Whether wine producers will ever be able to move in this realm is a good question, but it seems in order to stay on-trend in the wine business, the focus has to be on the customer interface.
It used to be about product. And while terroir and style differentiated the huge offering, the wine industry often used the winemaker to add personality. The winemaker was the point of difference and in many cases personified the charm and accessibility of the wine or in others, alternative character and non-conformance.
But is the brand not supposed to be bigger than the individual? Enter the brand personality or what I like to call it, the brand experience.
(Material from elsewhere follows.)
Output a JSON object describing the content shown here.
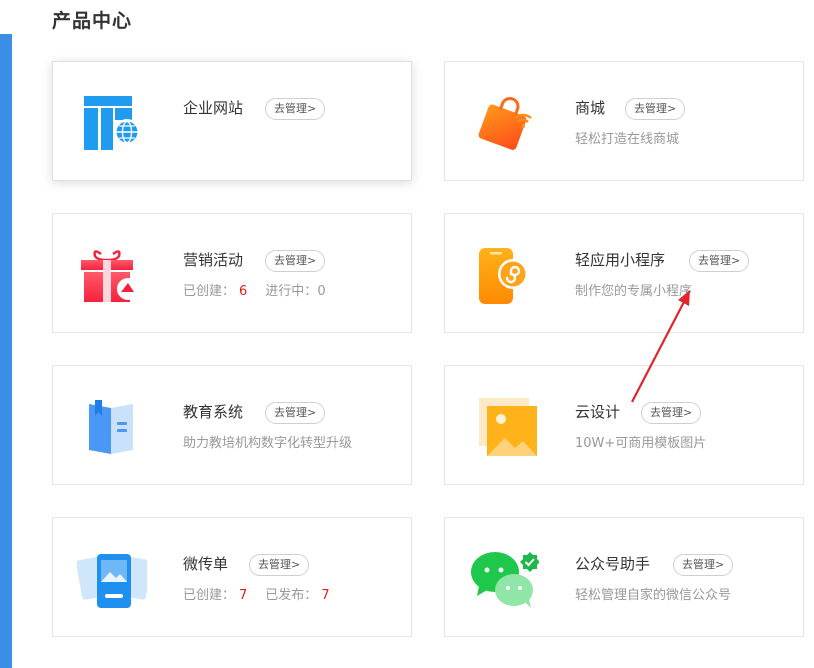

How people experience your brand – how they get to communicate with it and their opinion on it – that to me is the new challenge to the wine industry.
Is it more about the brand than the product? To a degree, yes. Not everyone is an expert on the product, but they have an opinion on their own experience. And everyone can broadcast their opinion to anyone who wants to listen.
Does that mean exceptional quality without experience will miss the mark? A good question. I guess it depends on how broad and how exciting you want your interface to be. What you see as your mark.
What if it becomes all about the image and not the originality and quality?
While value might have moved from the asset to the data base and audience, the challenge might now become to maintain the integrity of the product.
Perhaps for wine, as seen from the perspective of a brand owner, to go “Uber” will be quite a challenge, but to ignore this interesting new way of doing things can result in you missing the asset of the time – the customer interface. No one can afford that!